(Aside: Renée appeared in the season 2 IRL podcast episode “Ctrl+Alt+Facts” — you should definitely listen.)
Of course, dangerous algorithms are just one challenge on today’s internet. Mass surveillance and mass data collection are also threats to fair elections (not to mention privacy). The Facebook-Cambridge Analytica scandal earlier this year made this perfectly clear. And bots can sow discord and influence politics, too.
How do we fix the internet?
So how do we address not just the symptom (imperiled elections), but the root problem — an internet that rewards falsehoods and hyperbole?
First comes acknowledging the problem — that’s why it’s so heartening to see Renée’s research shared widely. It’s also heartening to see technology executives held accountable. Earlier this month, Twitter’s Jack Dorsey and Facebook’s Sheryl Sandberg visited the Hill for hearings, and lawmakers asked important questions about misinformation. Our awareness is growing and so is the call for solutions.
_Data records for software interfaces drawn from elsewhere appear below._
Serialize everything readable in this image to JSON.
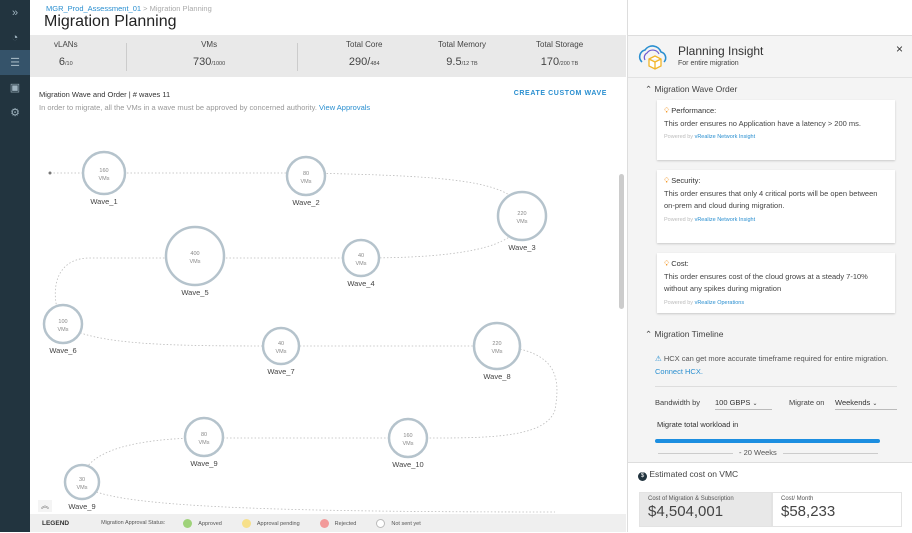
{
  "nav": {
    "items": [
      "expand-icon",
      "dashboard-icon",
      "list-icon",
      "report-icon",
      "settings-icon"
    ],
    "active": 2
  },
  "breadcrumb": {
    "link": "MGR_Prod_Assessment_01",
    "separator": ">",
    "current": "Migration Planning"
  },
  "page_title": "Migration Planning",
  "stats": [
    {
      "label": "vLANs",
      "value": "6",
      "total": "/10"
    },
    {
      "label": "VMs",
      "value": "730",
      "total": "/1000"
    },
    {
      "label": "Total Core",
      "value": "290/",
      "total": "484"
    },
    {
      "label": "Total Memory",
      "value": "9.5",
      "total": "/12 TB"
    },
    {
      "label": "Total Storage",
      "value": "170",
      "total": "/200 TB"
    }
  ],
  "waves_section": {
    "title": "Migration Wave and Order | # waves 11",
    "create_button": "CREATE CUSTOM WAVE",
    "note": "In order to migrate, all the VMs in a wave must be approved by concerned authority.",
    "note_link": "View Approvals",
    "vm_unit": "VMs",
    "waves": [
      {
        "name": "Wave_1",
        "vms": "160"
      },
      {
        "name": "Wave_2",
        "vms": "80"
      },
      {
        "name": "Wave_3",
        "vms": "220"
      },
      {
        "name": "Wave_4",
        "vms": "40"
      },
      {
        "name": "Wave_5",
        "vms": "400"
      },
      {
        "name": "Wave_6",
        "vms": "100"
      },
      {
        "name": "Wave_7",
        "vms": "40"
      },
      {
        "name": "Wave_8",
        "vms": "220"
      },
      {
        "name": "Wave_9",
        "vms": "80"
      },
      {
        "name": "Wave_10",
        "vms": "160"
      },
      {
        "name": "Wave_9",
        "vms": "30"
      }
    ]
  },
  "legend": {
    "title": "LEGEND",
    "status_label": "Migration Approval Status:",
    "items": [
      {
        "label": "Approved",
        "color": "#9fd27a"
      },
      {
        "label": "Approval pending",
        "color": "#f7e08a"
      },
      {
        "label": "Rejected",
        "color": "#f29a9a"
      },
      {
        "label": "Not sent yet",
        "color": "#ffffff"
      }
    ]
  },
  "insight": {
    "title": "Planning Insight",
    "subtitle": "For entire migration",
    "close": "×",
    "wave_order_title": "Migration Wave Order",
    "powered_by": "Powered by",
    "cards": [
      {
        "heading": "Performance:",
        "text": "This order ensures no Application have a latency > 200 ms.",
        "source": "vRealize Network Insight"
      },
      {
        "heading": "Security:",
        "text": "This order ensures that only 4 critical ports will be open between on-prem and cloud during migration.",
        "source": "vRealize Network Insight"
      },
      {
        "heading": "Cost:",
        "text": "This order ensures cost of the cloud grows at a steady 7-10% without any spikes during migration",
        "source": "vRealize Operations"
      }
    ],
    "timeline_title": "Migration Timeline",
    "hcx_note": "HCX can get more accurate timeframe required for entire migration.",
    "hcx_link": "Connect HCX.",
    "bandwidth_label": "Bandwidth by",
    "bandwidth_value": "100 GBPS",
    "migrate_on_label": "Migrate on",
    "migrate_on_value": "Weekends",
    "workload_label": "Migrate total workload in",
    "workload_progress": 1.0,
    "duration": "- 20 Weeks",
    "cost_title": "Estimated cost on VMC",
    "cost_migration_label": "Cost of Migration & Subscription",
    "cost_migration_value": "$4,504,001",
    "cost_month_label": "Cost/ Month",
    "cost_month_value": "$58,233"
  }
}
When it comes to developing solutions, there are promising steps in the right direction. In the EU, the GDPR (General Data Protection Regulation) puts individual users in control of their personal data, which enhances privacy and cuts down on invasive microtargeting. In New York City, lawmakers are convening an algorithmic task force — essentially an oversight committee for the lines of code that carry out city services. And there are bills in Congress that would make political ads online more transparent.
(There are also helpful tools being developed by civil society — like Citizen Lab’s Security Planner and Mozilla’s Facebook Container.)
Protecting our personal data
There’s no panacea for solving this issue. But by acknowledging that the current data- and attention-driven internet model often clashes with our democratic values, we can start on the path to uncovering real solutions.
(Another reading / watching suggestion: Mozilla’s recent mini-doc on misinformation, which features interviews with leading journalists and political scientists. Watch it here.)
I long for the simple days of walking to the voting booth with my mom. And, as we push to develop systemic solutions, I stick to the pre digital-age strategies in voting preparation — reading the paper, talking to my friends who work or study the issues on the ballot, and calling my sister to see what she’s doing.
Original article written by Michaela Smiley (Thayer) >